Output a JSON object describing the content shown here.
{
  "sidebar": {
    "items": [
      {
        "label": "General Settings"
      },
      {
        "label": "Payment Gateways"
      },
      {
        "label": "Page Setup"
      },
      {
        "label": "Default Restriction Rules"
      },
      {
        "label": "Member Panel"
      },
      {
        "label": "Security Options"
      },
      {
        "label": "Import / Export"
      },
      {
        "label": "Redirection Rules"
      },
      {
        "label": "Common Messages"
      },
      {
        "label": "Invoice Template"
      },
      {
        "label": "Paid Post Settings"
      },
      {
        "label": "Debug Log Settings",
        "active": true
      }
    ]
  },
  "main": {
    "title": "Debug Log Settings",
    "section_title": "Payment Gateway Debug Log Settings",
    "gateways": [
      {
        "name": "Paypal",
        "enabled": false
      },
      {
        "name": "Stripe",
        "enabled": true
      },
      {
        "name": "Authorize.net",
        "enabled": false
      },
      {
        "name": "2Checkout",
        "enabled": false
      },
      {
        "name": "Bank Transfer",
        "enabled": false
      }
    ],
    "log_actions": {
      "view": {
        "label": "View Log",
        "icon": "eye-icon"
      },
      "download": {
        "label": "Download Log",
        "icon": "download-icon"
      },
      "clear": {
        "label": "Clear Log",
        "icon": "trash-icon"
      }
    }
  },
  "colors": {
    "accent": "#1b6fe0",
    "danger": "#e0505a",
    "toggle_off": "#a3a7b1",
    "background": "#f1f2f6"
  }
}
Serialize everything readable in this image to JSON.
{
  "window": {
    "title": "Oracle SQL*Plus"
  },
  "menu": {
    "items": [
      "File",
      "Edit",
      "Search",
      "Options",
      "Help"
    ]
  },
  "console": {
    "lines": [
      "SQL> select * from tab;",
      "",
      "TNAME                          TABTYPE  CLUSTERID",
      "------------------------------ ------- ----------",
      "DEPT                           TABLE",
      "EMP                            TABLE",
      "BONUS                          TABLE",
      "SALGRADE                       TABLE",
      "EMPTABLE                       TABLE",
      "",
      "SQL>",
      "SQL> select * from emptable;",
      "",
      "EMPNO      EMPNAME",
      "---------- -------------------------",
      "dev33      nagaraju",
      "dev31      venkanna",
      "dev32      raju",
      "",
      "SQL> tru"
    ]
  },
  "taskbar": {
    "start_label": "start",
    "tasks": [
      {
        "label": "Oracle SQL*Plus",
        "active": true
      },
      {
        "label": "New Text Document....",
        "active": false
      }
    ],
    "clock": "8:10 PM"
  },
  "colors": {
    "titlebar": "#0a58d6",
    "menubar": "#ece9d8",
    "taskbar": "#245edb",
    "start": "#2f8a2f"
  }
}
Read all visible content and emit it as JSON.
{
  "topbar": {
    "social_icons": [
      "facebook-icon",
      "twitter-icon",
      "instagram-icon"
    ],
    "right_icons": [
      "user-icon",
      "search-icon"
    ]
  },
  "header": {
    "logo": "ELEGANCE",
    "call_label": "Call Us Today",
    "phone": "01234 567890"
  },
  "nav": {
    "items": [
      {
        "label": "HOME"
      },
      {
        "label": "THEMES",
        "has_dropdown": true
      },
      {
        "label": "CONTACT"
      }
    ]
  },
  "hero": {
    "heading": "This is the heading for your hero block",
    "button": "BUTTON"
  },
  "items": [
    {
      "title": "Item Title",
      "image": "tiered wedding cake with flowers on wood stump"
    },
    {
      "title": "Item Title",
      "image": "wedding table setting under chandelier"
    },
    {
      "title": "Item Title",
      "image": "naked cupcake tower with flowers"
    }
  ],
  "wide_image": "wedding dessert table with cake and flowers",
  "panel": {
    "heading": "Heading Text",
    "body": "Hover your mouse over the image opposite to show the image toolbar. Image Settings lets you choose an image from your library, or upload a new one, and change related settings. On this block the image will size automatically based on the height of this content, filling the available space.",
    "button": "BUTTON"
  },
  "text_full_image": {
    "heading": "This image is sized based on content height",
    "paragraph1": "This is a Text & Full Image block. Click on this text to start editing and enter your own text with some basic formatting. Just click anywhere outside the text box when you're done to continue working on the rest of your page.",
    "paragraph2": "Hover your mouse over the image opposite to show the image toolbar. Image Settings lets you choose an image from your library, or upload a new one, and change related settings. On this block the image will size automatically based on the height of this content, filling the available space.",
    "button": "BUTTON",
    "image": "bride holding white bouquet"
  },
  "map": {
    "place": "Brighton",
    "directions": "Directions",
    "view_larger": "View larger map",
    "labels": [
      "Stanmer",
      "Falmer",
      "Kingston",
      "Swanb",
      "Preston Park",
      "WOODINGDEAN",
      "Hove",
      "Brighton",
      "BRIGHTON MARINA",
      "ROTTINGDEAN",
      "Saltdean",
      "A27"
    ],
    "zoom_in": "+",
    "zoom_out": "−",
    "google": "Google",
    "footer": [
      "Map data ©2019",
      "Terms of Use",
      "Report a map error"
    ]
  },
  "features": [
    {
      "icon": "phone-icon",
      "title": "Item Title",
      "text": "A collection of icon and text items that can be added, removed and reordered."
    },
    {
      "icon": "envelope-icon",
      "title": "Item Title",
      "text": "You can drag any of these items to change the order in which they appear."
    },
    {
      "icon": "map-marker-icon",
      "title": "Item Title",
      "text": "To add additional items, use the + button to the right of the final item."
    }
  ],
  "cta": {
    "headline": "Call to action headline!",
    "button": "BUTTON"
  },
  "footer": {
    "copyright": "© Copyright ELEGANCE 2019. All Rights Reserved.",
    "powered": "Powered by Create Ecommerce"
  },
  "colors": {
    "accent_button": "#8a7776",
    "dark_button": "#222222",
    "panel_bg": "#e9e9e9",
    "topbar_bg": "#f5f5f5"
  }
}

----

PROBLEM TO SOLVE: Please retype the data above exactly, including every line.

OUTPUT:
Output a JSON object describing the content shown here.
{
  "sidebar": {
    "items": [
      {
        "label": "General Settings"
      },
      {
        "label": "Payment Gateways"
      },
      {
        "label": "Page Setup"
      },
      {
        "label": "Default Restriction Rules"
      },
      {
        "label": "Member Panel"
      },
      {
        "label": "Security Options"
      },
      {
        "label": "Import / Export"
      },
      {
        "label": "Redirection Rules"
      },
      {
        "label": "Common Messages"
      },
      {
        "label": "Invoice Template"
      },
      {
        "label": "Paid Post Settings"
      },
      {
        "label": "Debug Log Settings",
        "active": true
      }
    ]
  },
  "main": {
    "title": "Debug Log Settings",
    "section_title": "Payment Gateway Debug Log Settings",
    "gateways": [
      {
        "name": "Paypal",
        "enabled": false
      },
      {
        "name": "Stripe",
        "enabled": true
      },
      {
        "name": "Authorize.net",
        "enabled": false
      },
      {
        "name": "2Checkout",
        "enabled": false
      },
      {
        "name": "Bank Transfer",
        "enabled": false
      }
    ],
    "log_actions": {
      "view": {
        "label": "View Log",
        "icon": "eye-icon"
      },
      "download": {
        "label": "Download Log",
        "icon": "download-icon"
      },
      "clear": {
        "label": "Clear Log",
        "icon": "trash-icon"
      }
    }
  },
  "colors": {
    "accent": "#1b6fe0",
    "danger": "#e0505a",
    "toggle_off": "#a3a7b1",
    "background": "#f1f2f6"
  }
}
Serialize everything readable in this image to JSON.
{
  "window": {
    "title": "Oracle SQL*Plus"
  },
  "menu": {
    "items": [
      "File",
      "Edit",
      "Search",
      "Options",
      "Help"
    ]
  },
  "console": {
    "lines": [
      "SQL> select * from tab;",
      "",
      "TNAME                          TABTYPE  CLUSTERID",
      "------------------------------ ------- ----------",
      "DEPT                           TABLE",
      "EMP                            TABLE",
      "BONUS                          TABLE",
      "SALGRADE                       TABLE",
      "EMPTABLE                       TABLE",
      "",
      "SQL>",
      "SQL> select * from emptable;",
      "",
      "EMPNO      EMPNAME",
      "---------- -------------------------",
      "dev33      nagaraju",
      "dev31      venkanna",
      "dev32      raju",
      "",
      "SQL> tru"
    ]
  },
  "taskbar": {
    "start_label": "start",
    "tasks": [
      {
        "label": "Oracle SQL*Plus",
        "active": true
      },
      {
        "label": "New Text Document....",
        "active": false
      }
    ],
    "clock": "8:10 PM"
  },
  "colors": {
    "titlebar": "#0a58d6",
    "menubar": "#ece9d8",
    "taskbar": "#245edb",
    "start": "#2f8a2f"
  }
}
Read all visible content and emit it as JSON.
{
  "topbar": {
    "social_icons": [
      "facebook-icon",
      "twitter-icon",
      "instagram-icon"
    ],
    "right_icons": [
      "user-icon",
      "search-icon"
    ]
  },
  "header": {
    "logo": "ELEGANCE",
    "call_label": "Call Us Today",
    "phone": "01234 567890"
  },
  "nav": {
    "items": [
      {
        "label": "HOME"
      },
      {
        "label": "THEMES",
        "has_dropdown": true
      },
      {
        "label": "CONTACT"
      }
    ]
  },
  "hero": {
    "heading": "This is the heading for your hero block",
    "button": "BUTTON"
  },
  "items": [
    {
      "title": "Item Title",
      "image": "tiered wedding cake with flowers on wood stump"
    },
    {
      "title": "Item Title",
      "image": "wedding table setting under chandelier"
    },
    {
      "title": "Item Title",
      "image": "naked cupcake tower with flowers"
    }
  ],
  "wide_image": "wedding dessert table with cake and flowers",
  "panel": {
    "heading": "Heading Text",
    "body": "Hover your mouse over the image opposite to show the image toolbar. Image Settings lets you choose an image from your library, or upload a new one, and change related settings. On this block the image will size automatically based on the height of this content, filling the available space.",
    "button": "BUTTON"
  },
  "text_full_image": {
    "heading": "This image is sized based on content height",
    "paragraph1": "This is a Text & Full Image block. Click on this text to start editing and enter your own text with some basic formatting. Just click anywhere outside the text box when you're done to continue working on the rest of your page.",
    "paragraph2": "Hover your mouse over the image opposite to show the image toolbar. Image Settings lets you choose an image from your library, or upload a new one, and change related settings. On this block the image will size automatically based on the height of this content, filling the available space.",
    "button": "BUTTON",
    "image": "bride holding white bouquet"
  },
  "map": {
    "place": "Brighton",
    "directions": "Directions",
    "view_larger": "View larger map",
    "labels": [
      "Stanmer",
      "Falmer",
      "Kingston",
      "Swanb",
      "Preston Park",
      "WOODINGDEAN",
      "Hove",
      "Brighton",
      "BRIGHTON MARINA",
      "ROTTINGDEAN",
      "Saltdean",
      "A27"
    ],
    "zoom_in": "+",
    "zoom_out": "−",
    "google": "Google",
    "footer": [
      "Map data ©2019",
      "Terms of Use",
      "Report a map error"
    ]
  },
  "features": [
    {
      "icon": "phone-icon",
      "title": "Item Title",
      "text": "A collection of icon and text items that can be added, removed and reordered."
    },
    {
      "icon": "envelope-icon",
      "title": "Item Title",
      "text": "You can drag any of these items to change the order in which they appear."
    },
    {
      "icon": "map-marker-icon",
      "title": "Item Title",
      "text": "To add additional items, use the + button to the right of the final item."
    }
  ],
  "cta": {
    "headline": "Call to action headline!",
    "button": "BUTTON"
  },
  "footer": {
    "copyright": "© Copyright ELEGANCE 2019. All Rights Reserved.",
    "powered": "Powered by Create Ecommerce"
  },
  "colors": {
    "accent_button": "#8a7776",
    "dark_button": "#222222",
    "panel_bg": "#e9e9e9",
    "topbar_bg": "#f5f5f5"
  }
}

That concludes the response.